The fiscal year is the twelve-month period beginning July 1 and ending June 30 of the following year. The District uses the fiscal year as the basis for reporting financial information a twelve-month accounting period.
The budget assumptions are generally accepted statements, which if untrue, would materially alter the financial planning and budget of the agency.
Revenues are derived from various sources and allocated to each operating fund. Property taxes, permits fees, water connection charges, user fees, interest on investments, reimbursements to the District for projects carried-out by the District and grants are the principal revenue sources. Revenues may include a portion of the prior-year fund balance used to offset expenditures. A pie chart graphically shows percentages of revenues according to source.
Designated reserves are funds set aside by the Board for specific, restricted uses. Examples include
capital equipment, litigation, flood/drought, and pre-paid expenses.
General reserves are the balances in each operating fund of the District that remain after all budgeted expenses are paid. Normally, the general reserve balance is carried forward from one fiscal year to the next.

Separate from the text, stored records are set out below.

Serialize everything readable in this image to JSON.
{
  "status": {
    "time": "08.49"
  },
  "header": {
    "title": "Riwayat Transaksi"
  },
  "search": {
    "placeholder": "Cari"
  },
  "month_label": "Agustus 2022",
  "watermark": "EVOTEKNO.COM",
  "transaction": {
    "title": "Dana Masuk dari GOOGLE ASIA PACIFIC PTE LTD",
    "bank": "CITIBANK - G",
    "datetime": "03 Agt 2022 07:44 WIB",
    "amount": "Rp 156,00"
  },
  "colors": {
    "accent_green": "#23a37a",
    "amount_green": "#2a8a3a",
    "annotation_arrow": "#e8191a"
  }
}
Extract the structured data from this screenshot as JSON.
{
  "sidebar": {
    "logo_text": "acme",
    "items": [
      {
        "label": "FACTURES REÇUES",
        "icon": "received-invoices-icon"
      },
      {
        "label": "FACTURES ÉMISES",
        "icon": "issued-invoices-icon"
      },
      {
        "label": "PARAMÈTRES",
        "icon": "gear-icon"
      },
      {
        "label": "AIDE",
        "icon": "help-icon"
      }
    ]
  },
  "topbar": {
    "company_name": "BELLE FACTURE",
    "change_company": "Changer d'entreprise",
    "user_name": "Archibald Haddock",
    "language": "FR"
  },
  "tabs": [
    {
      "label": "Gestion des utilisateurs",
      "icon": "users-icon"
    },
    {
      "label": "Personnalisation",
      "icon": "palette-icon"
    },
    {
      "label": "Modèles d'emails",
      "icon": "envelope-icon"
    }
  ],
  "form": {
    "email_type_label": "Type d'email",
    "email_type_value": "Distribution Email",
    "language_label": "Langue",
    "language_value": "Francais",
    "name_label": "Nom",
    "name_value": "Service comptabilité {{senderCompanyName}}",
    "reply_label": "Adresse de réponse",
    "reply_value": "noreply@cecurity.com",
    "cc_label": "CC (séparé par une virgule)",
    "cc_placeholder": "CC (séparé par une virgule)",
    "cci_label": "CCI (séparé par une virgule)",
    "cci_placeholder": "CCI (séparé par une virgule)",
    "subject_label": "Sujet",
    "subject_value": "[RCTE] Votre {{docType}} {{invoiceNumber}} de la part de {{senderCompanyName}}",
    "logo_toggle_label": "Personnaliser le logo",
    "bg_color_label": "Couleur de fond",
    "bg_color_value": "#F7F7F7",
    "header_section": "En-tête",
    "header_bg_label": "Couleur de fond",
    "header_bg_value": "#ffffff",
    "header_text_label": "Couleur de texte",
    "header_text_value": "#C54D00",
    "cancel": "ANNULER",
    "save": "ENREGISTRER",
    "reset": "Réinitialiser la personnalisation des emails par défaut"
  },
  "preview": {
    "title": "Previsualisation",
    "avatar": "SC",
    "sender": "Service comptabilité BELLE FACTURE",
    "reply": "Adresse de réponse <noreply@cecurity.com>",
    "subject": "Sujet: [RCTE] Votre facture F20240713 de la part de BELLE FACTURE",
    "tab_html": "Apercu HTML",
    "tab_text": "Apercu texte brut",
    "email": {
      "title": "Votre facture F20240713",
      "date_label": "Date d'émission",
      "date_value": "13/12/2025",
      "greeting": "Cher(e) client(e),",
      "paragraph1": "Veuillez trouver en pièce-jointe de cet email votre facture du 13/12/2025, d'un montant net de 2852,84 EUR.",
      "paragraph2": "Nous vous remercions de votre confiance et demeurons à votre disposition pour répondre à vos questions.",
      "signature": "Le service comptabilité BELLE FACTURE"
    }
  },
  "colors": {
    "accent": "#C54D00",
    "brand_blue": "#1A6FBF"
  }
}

The value is verified annually by the independent auditor and reported in the annual audit report.
Article XIII (B):
Article XIII (B) is a section of the California State Constitution relating to the amount of a public entities tax revenues that may be expended in a given fiscal year. In the instance of the MPWMD, the article limits the amount of property tax revenue that may be spent in a fiscal year. It is calculated based upon the prior year=s limit multiplied by a factor representing annual growth in population and consumer prices. The latter is furnished by the State Treasurer=s Office. The calculation, required since the passage of Proposition 13 in 1978, is contained in each District budget and is identified as “Property Tax Appropriation.”
Expenditures are associated with each operating fund. Personnel costs, services and supplies, capital assets and project expenditures are the principal categories. A pie chart graphically shows percentages of expenditures according to category.
Capital assets are equipment and components costing $500 or more that are not expendable or consumable.
The Summary of Project Expenditures is a listing of costs for the coming year that are projected as a result of specific projects and programs carried-out by the staff, consultants and contractors. Generally the largest expense category in the budget. Project expenditures do not include staff compensation for regular employees.
Office Purchase Reimbursement:
The office purchase reimbursement category is the annual reimbursement to the Capital Projects and Mitigation Funds, with reimbursement beginning in 2000 and ending in 2014, to repay the capital costs for the District office building in Ryan Ranch.
The contingency is a small percentage of the budget identified for expenditure for unforeseen emergencies or special purposes requiring Board approval.
Allocation of Staff Effort:
The allocation of staff effort table is the budget schedule that relates employee output to the three operating funds. It shows the output of each employee as a percentage of total time by operating fund and number of days of labor in a year. The sum of the total number of days of labor by all employees is expressed as a percentage. This percentage is used throughout the budget as the basis of allocating general and administrative (overhead) costs.